Spanish oil company Cepsa and Danish developer C2X — which is majority-owned by shipping giant Maersk’s parent company — have announced plans to build Europe’s largest green methanol project, with an annual production of 300,000 tonnes.
The plant, to be built in Huelva, southern Spain, at a cost of up to €1bn ($1.08bn), would combine green hydrogen produced at the 2GW Andalusian Green Hydrogen Valley, which is being co-developed by Cepsa and EDP, with “non-fossil sources of carbon [dioxide] captured from the atmosphere or from agricultural and forestry waste”.
Cepsa says the methanol (CH3OH) produced would be used to “reduce carbon emissions in hard-to-abate industries such as long-distance shipping and other industries such as chemicals and plastics”.
“A step change is needed to scale production capacity of non-fossil methanol to meet the demand that is building now,” the company said in a statement. “However, significant support from governments and other bodies is also required to ensure that this production capacity can supply green methanol at a price that is acceptable to its target customers.”

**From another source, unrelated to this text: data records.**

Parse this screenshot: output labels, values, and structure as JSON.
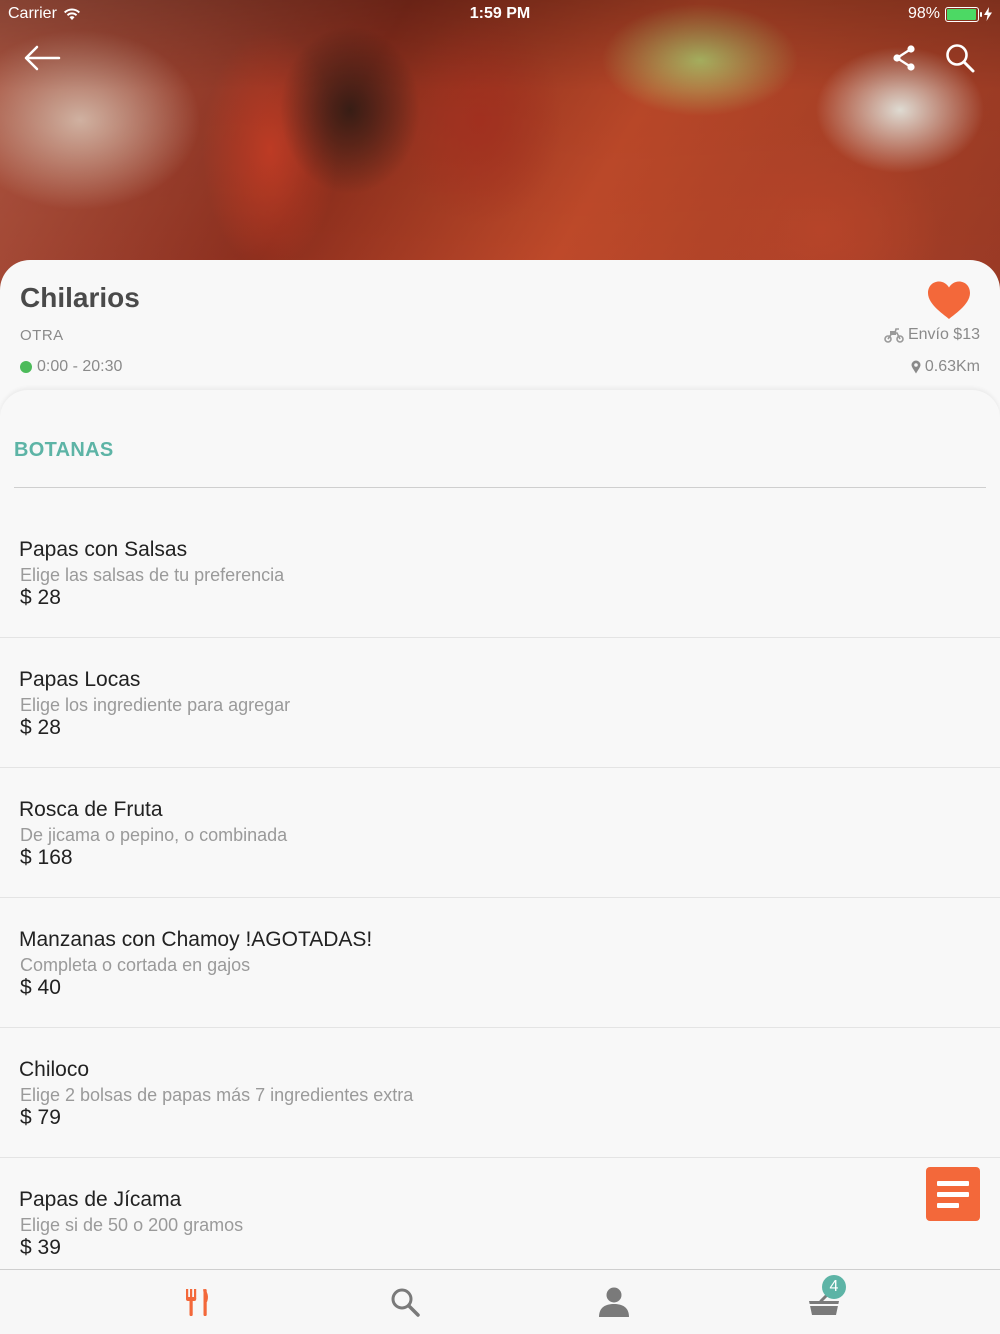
{
  "status_bar": {
    "carrier": "Carrier",
    "time": "1:59 PM",
    "battery": "98%",
    "battery_level": 0.98
  },
  "nav": {
    "back_icon": "arrow-left-icon",
    "share_icon": "share-icon",
    "search_icon": "search-icon"
  },
  "restaurant": {
    "name": "Chilarios",
    "category": "OTRA",
    "hours": "0:00 - 20:30",
    "delivery": "Envío $13",
    "distance": "0.63Km",
    "favorite": true
  },
  "menu": {
    "section_title": "BOTANAS",
    "items": [
      {
        "name": "Papas con Salsas",
        "description": "Elige las salsas de tu preferencia",
        "price": "$ 28"
      },
      {
        "name": "Papas Locas",
        "description": "Elige los ingrediente para agregar",
        "price": "$ 28"
      },
      {
        "name": "Rosca de Fruta",
        "description": "De jicama o pepino, o combinada",
        "price": "$ 168"
      },
      {
        "name": "Manzanas con Chamoy !AGOTADAS!",
        "description": "Completa o cortada en gajos",
        "price": "$ 40"
      },
      {
        "name": "Chiloco",
        "description": "Elige 2 bolsas de papas  más 7 ingredientes extra",
        "price": "$ 79"
      },
      {
        "name": "Papas de Jícama",
        "description": "Elige si de 50  o 200 gramos",
        "price": "$ 39"
      }
    ]
  },
  "tab_bar": {
    "tabs": [
      "restaurant-icon",
      "search-icon",
      "user-icon",
      "cart-icon"
    ],
    "active": "restaurant-icon",
    "cart_count": "4"
  },
  "colors": {
    "accent": "#f3683a",
    "teal": "#5db4a6",
    "open": "#4cbb5a"
  }
}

A final investment decision on the project is “expected to be made” in 2025.
“The project places Andalusia as one of the most competitive locations globally for the production and transportation of green molecules thanks to its renewable electricity capacity and industrial and port infrastructure, positioning Spain as a leading sustainable energy hub and securing independent and affordable clean energy for Europe,” said Cepsa.

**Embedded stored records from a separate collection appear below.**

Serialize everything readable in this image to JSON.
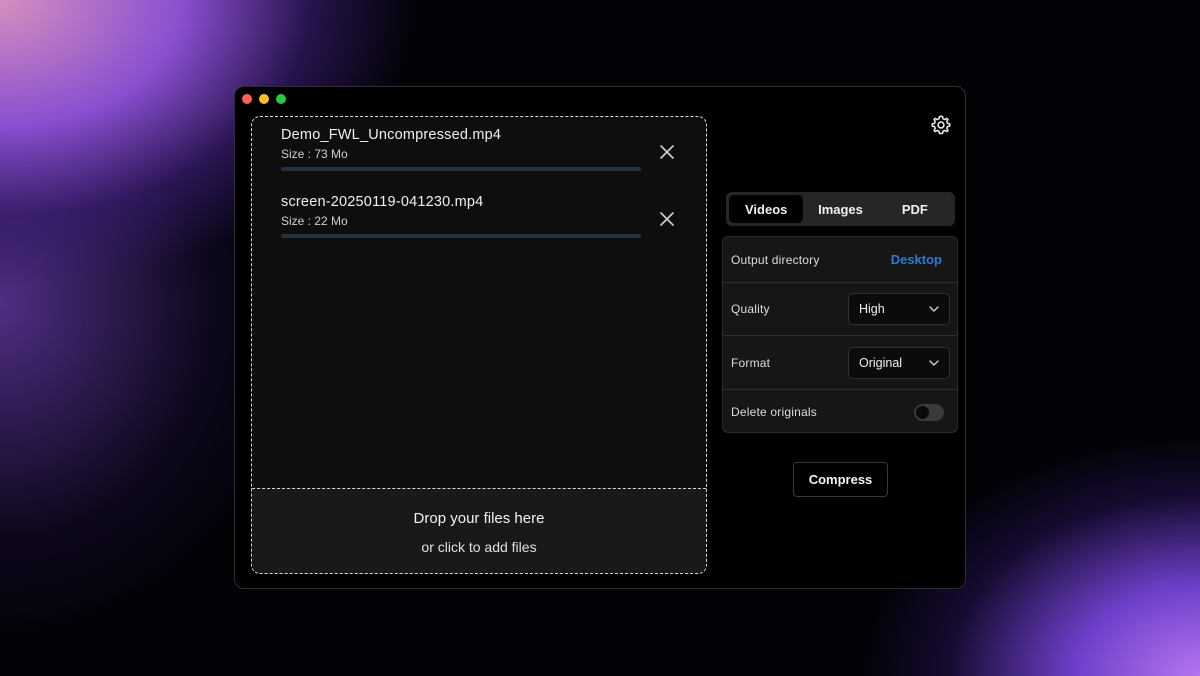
{
  "files": [
    {
      "name": "Demo_FWL_Uncompressed.mp4",
      "size": "Size : 73 Mo"
    },
    {
      "name": "screen-20250119-041230.mp4",
      "size": "Size : 22 Mo"
    }
  ],
  "dropzone": {
    "title": "Drop your files here",
    "subtitle": "or click to add files"
  },
  "tabs": [
    {
      "label": "Videos",
      "active": true
    },
    {
      "label": "Images",
      "active": false
    },
    {
      "label": "PDF",
      "active": false
    }
  ],
  "settings": {
    "output_directory": {
      "label": "Output directory",
      "value": "Desktop"
    },
    "quality": {
      "label": "Quality",
      "value": "High"
    },
    "format": {
      "label": "Format",
      "value": "Original"
    },
    "delete_originals": {
      "label": "Delete originals",
      "enabled": false
    }
  },
  "compress_label": "Compress",
  "colors": {
    "accent_link": "#2d7ad6",
    "progress_track": "#23313f",
    "traffic_red": "#fe5f57",
    "traffic_yellow": "#febc2e",
    "traffic_green": "#28c840"
  },
  "icons": {
    "remove": "close-icon",
    "settings": "gear-icon",
    "dropdown": "chevron-down-icon"
  }
}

The unnamed project was unveiled at COP28 in Dubai in the presence of Spanish Prime Minister Pedro Sánchez and ecological transition minister Teresa Ribera.
Sánchez described the project as “a significant step towards a future free of fossil fuels”
“This investment is fully aligned with Spain’s strategy of reindustrialisation and energy transition. We want that 81% of our power generation come from renewable sources by 2030,” he said. “Green hydrogen will play a crucial role and, thanks to projects like this, Spain stands as a global reference.”
C2X CEO Brian Davis hinted that the project will need some kind of government support to move forward: “While this project has strong fundamentals it will need an enabling framework in order to offer a competitive source of green methanol to its target customers. We look forward to working with Cepsa and the Spanish government as we develop the project.”
Cepsa CEO Maarten Wetselaar added: “This partnership is another milestone in our strategy to make Spain a European hub for green molecules this decade, with viable projects to reduce emissions in sectors that are difficult and urgent to decarbonise. We will work with the Spanish government to develop the regulatory framework needed for this project to be successful and scalable.”